December 7, 2019 - December 8, 2019
Body of Knowledge Working with Injuries distills and synthesizes the most relevant kinesiology and biomechanics knowledge for 300hr level teacher trainees. The class atmosphere is one of experiential learning and inquiry mixed with engaging lecture around common injuries, tissue adaptation processes, and progression and regression strategies. Trainees come away with immediately applicable knowledge and skills for for helping students modify during a public class. Additionally, attention is paid to unpacking and examining a yoga teacher’s scope of practice as well as the importance of cross-training a practice of the asanas in order to vary the load and condition our tissues for what is often the physically demanding work of teaching yoga classes.

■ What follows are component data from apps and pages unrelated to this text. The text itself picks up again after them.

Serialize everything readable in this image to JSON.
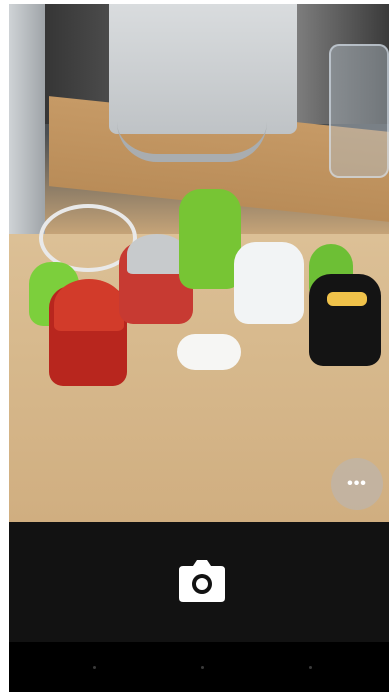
{
  "viewfinder": {
    "description_icon": "camera-preview"
  },
  "controls": {
    "more_icon_glyph": "•••",
    "shutter_icon": "camera-icon"
  },
  "colors": {
    "bar": "#121212",
    "nav": "#000000"
  }
}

Hands-on, movement-centered learning governs the majority of time you spend learning in Body of Knowledge Working with Injuries. In order for this knowledge to stick and be applicable, it must be explored in an embodied way.

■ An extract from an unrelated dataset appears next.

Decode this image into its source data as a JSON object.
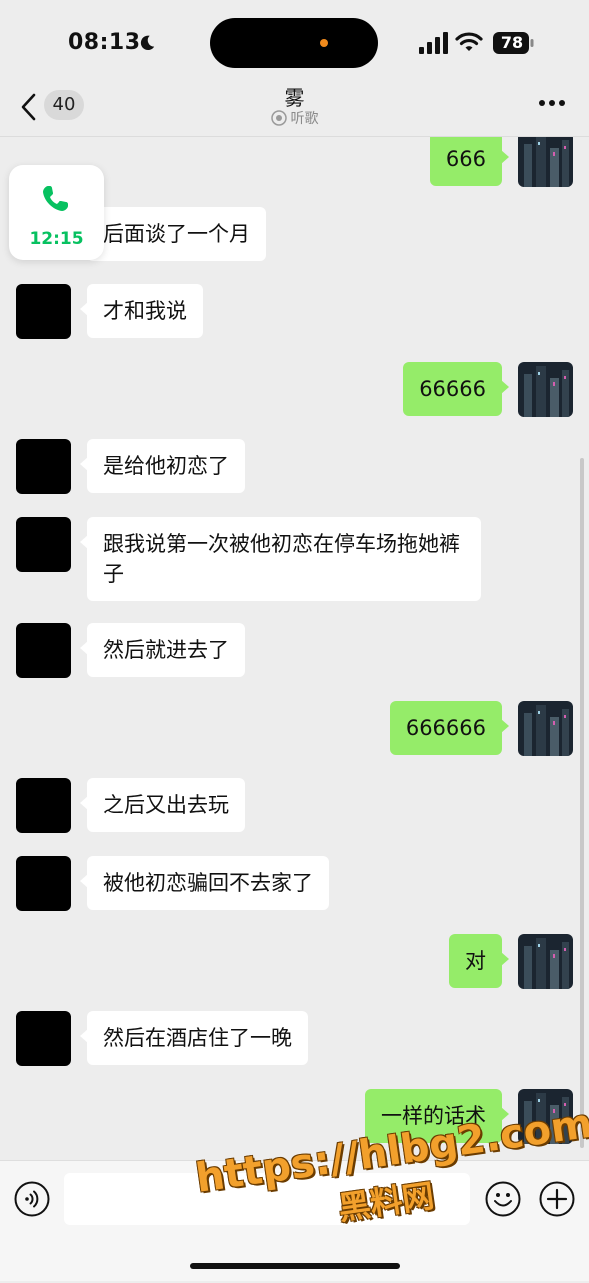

Body of Knowledge Working with Injuries explores and combines knowledge of several key areas of yoga teaching ethics and body science including:

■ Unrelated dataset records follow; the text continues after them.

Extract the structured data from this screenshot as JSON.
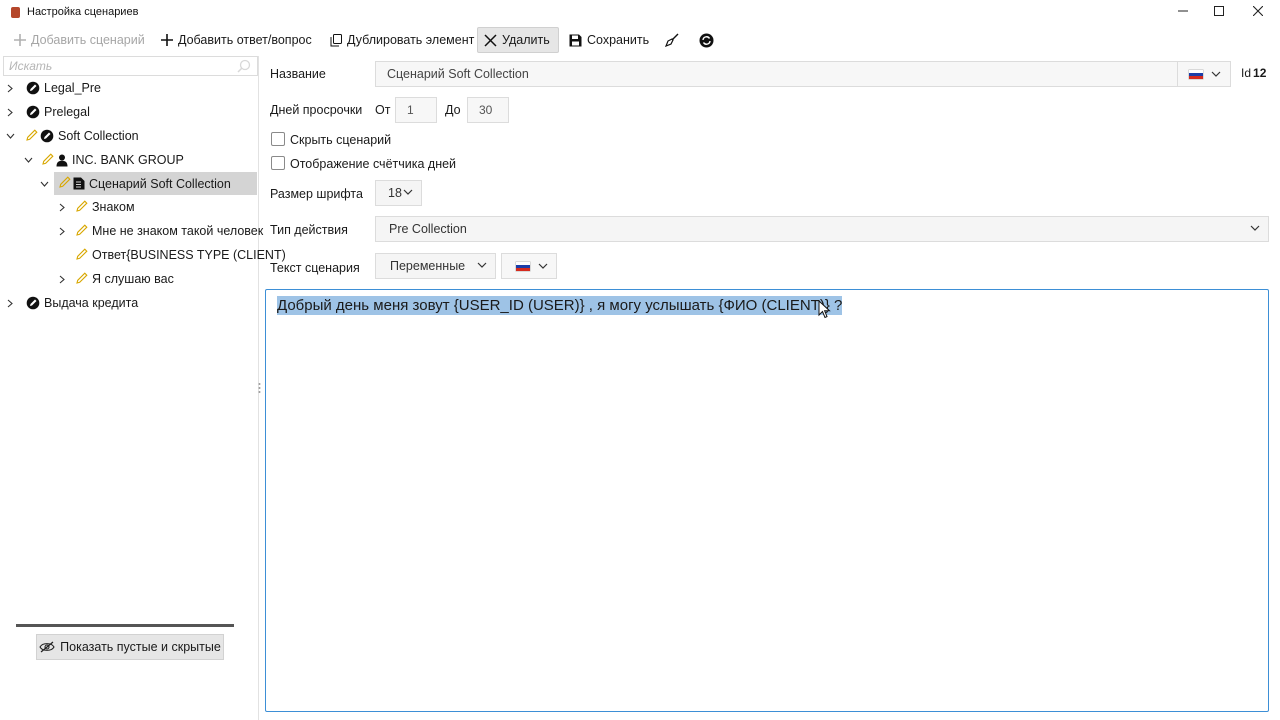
{
  "window": {
    "title": "Настройка сценариев"
  },
  "toolbar": {
    "add_scenario": "Добавить сценарий",
    "add_answer": "Добавить ответ/вопрос",
    "duplicate": "Дублировать элемент",
    "delete": "Удалить",
    "save": "Сохранить"
  },
  "sidebar": {
    "search_placeholder": "Искать",
    "tree": [
      {
        "label": "Legal_Pre"
      },
      {
        "label": "Prelegal"
      },
      {
        "label": "Soft Collection"
      },
      {
        "label": "INC. BANK GROUP"
      },
      {
        "label": "Сценарий Soft Collection"
      },
      {
        "label": "Знаком"
      },
      {
        "label": "Мне не знаком такой человек"
      },
      {
        "label": "Ответ{BUSINESS TYPE (CLIENT)"
      },
      {
        "label": "Я слушаю вас"
      },
      {
        "label": "Выдача кредита"
      }
    ],
    "show_empty_button": "Показать пустые и скрытые"
  },
  "form": {
    "name_label": "Название",
    "name_value": "Сценарий Soft Collection",
    "id_label": "Id",
    "id_value": "12",
    "overdue_label": "Дней просрочки",
    "from_label": "От",
    "from_value": "1",
    "to_label": "До",
    "to_value": "30",
    "hide_label": "Скрыть сценарий",
    "hide_checked": false,
    "counter_label": "Отображение счётчика дней",
    "counter_checked": false,
    "font_size_label": "Размер шрифта",
    "font_size_value": "18",
    "action_type_label": "Тип действия",
    "action_type_value": "Pre Collection",
    "script_text_label": "Текст сценария",
    "variables_value": "Переменные",
    "script_text": "Добрый день меня зовут {USER_ID (USER)} , я могу услышать {ФИО (CLIENT)} ?"
  },
  "colors": {
    "selection": "#9ec3e6",
    "editor_border": "#3d8fd6",
    "tree_selected": "#d4d4d4",
    "pencil": "#d8a700"
  }
}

- Scope of Practice, understanding how a yoga teacher is and isn’t qualified to help people recover from pain and injury
- Anatomy of Common Injuries, the study of the bodies major structures and a general look at common injuries to those structures
- Kinesiology, the study of movement and the practice of naming it specifically at joints.
- Biomechanics, the study of the effect that forces, like mechanical stress, have on the ways our structures adapt or maladapt.
- Progressions & Regressions, applied biomechanics that looks at how to change pose geometry and use props to decrease or increase loads managed by the body in poses
- Pain Science, an emerging science still heavily researched that looks at how pain is expressed in the body and how our experience of pain is influenced through biological, psychological and social phenomenon.